Commenting on the library’s progress, Sameh Samy, project director at ASGC, tells Construction Week that blockwork and mechanical, electrical, and plumbing (MEP) first fix works are ongoing, while the concrete work has reached the fourth floor.
The vertical core walls, meanwhile, have been completed up to the roof, with ASGC noting that it is using a pin connection system to fix the upper part of the building – from the fifth to seventh floors – to the core walls, ensuring stability and correct alignment .
“The steel structure, which is approximately 5,700 tonnes, is prefabricated and progressing from the fourth to seventh floors,” says Samy, who notes that the project, with a total built-up area of 54,061m2, is 22% complete, boosting ASGC’s confidence that its 2018 target completion date will be met.
He admits, however, that time has been a challenge, especially in light of the project’s complex architectural design, which is inspired by the rehal – the book rest used for the Holy Quran – and so closely resembles an open book that the library has come to be referred to as “book-shaped”.
He says that because the project has cantilevered components, the steel structure has been “difficult” to implement, adding that coordinating with the subcontractors for the steel structure, cladding, and glass has also been an issue.
“The main challenge of the project is closing the envelope, because of the sequence of work involved,” he elaborates. “You need to complete the higher level first before you can start on the lower level, so [...] coordination among the subcontractors was complicated.”
Explaining how ASGC addressed these issues, he continues: “We did a detailed mission statement by dividing the building zone by zone, starting with the higher level. We identified how we can go zone by zone for the steel structure, the cladding, and then glass. And after that, remove the scaffolding to start on the lower level. We are using the mission statement to coordinate with the subcontractors already on site.”
These subcontractors include Al Shafar Steel Engineering (ASSENT), Emirates Beton, and the main MEP subcontractor, Al Shafar United, all three of which are ASGC subsidiary companies.
ASGC is also working with JML, the glass subcontractor, and Affan, the subcontractor of the library’s skylight, which is 60m long and 16.6m wide, and made of high-performance glass.
High-performance glass, reveals Samy, covers 40%, or 10,500m2, of the project’s 26,700m2 elevation, while cladding makes up 60%, or 16,200m2.

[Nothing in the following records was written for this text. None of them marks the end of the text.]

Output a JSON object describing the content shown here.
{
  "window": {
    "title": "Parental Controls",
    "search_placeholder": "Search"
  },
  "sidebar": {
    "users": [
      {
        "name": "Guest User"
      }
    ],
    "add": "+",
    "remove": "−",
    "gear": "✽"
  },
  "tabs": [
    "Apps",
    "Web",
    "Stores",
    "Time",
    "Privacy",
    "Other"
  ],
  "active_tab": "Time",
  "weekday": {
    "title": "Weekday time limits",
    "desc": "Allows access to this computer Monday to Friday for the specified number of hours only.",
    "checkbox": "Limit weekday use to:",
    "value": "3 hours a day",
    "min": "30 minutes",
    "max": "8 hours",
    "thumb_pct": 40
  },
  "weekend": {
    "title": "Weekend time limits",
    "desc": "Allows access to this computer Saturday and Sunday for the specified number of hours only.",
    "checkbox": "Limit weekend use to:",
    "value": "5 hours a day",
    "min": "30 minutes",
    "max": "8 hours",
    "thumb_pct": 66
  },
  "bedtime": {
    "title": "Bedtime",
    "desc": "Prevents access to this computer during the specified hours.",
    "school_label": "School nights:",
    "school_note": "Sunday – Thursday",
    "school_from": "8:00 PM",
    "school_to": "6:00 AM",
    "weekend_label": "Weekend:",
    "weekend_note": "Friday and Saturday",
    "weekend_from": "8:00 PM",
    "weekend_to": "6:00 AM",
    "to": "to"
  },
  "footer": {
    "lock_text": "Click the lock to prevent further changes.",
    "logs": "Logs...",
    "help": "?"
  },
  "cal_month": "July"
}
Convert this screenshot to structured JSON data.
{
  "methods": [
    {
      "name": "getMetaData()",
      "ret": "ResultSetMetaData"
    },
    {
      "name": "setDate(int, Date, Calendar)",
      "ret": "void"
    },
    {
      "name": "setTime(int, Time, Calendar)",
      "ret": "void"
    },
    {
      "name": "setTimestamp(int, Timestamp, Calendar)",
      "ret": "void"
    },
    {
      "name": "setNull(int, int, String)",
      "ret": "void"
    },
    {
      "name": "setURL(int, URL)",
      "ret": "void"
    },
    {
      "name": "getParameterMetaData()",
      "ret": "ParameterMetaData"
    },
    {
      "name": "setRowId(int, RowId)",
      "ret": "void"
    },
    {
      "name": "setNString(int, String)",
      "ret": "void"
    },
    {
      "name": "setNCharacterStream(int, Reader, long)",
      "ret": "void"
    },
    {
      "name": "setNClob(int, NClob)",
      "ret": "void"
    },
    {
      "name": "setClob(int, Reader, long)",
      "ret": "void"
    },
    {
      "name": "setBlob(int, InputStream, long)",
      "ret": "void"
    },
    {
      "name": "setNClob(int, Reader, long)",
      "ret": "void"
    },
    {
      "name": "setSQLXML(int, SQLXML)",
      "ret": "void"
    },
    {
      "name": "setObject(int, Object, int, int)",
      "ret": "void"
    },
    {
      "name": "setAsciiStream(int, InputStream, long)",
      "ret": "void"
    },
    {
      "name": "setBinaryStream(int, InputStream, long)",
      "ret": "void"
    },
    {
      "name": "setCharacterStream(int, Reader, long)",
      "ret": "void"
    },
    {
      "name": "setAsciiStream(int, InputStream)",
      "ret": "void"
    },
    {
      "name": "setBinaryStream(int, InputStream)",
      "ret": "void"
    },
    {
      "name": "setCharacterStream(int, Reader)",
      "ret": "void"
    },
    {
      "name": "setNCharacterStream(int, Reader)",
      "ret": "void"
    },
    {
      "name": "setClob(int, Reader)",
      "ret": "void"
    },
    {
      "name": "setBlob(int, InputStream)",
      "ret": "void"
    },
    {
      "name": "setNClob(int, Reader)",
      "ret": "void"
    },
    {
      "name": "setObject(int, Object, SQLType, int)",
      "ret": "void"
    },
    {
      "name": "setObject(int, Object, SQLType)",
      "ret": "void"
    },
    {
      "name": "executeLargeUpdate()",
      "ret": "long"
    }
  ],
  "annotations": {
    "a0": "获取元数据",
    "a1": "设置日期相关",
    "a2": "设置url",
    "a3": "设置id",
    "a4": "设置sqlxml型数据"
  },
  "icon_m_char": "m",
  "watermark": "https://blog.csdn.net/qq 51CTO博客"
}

He further notes that of the 10,500m2 of glass elevation, 7,600m2 or 72% is made of smart glass, making the MBR Library the largest project in the UAE to make use of what he describes as “tintable” electronic glazing that comes with automated daylight control, and can be programmed to achieve the desired shading inside the library.
“For example, if someone needs to make a presentation and wants certain areas to be dark, the mobile app [can be used] to override the daylight programme,” he explains, emphasising that technology not only will feature prominently in the library’s operations but is also a major tool being used in its construction, from building information modelling (BIM) to drones.
The latter, he says, are being employed by the company to monitor the progress on the project. “Once a week, we view a video captured by a drone camera, and we also have a time-lapse camera,” he says.
The use of construction technologies is not limited to the library project but characterises ASGC’s general project portfolio, notes Samy.
The firm is working on more than $2.1bn (AED7.8bn) worth of projects at the moment, including the Dubai Mall expansion, Dubai Airport Terminal 1, and Abu Dhabi’s Marina Bloom all high-profile projects, and reflective of the UAE’s active construction industry and continued growth as a country.
And it is this growth that initiatives like the MBR Library seek to support, for as Sheikh Mohammed put it: “The human mind is the centre of development, and the book is the tool used to renew the mind. A nation can never grow without a renewed mind and a lively, knowledgeable spirit.”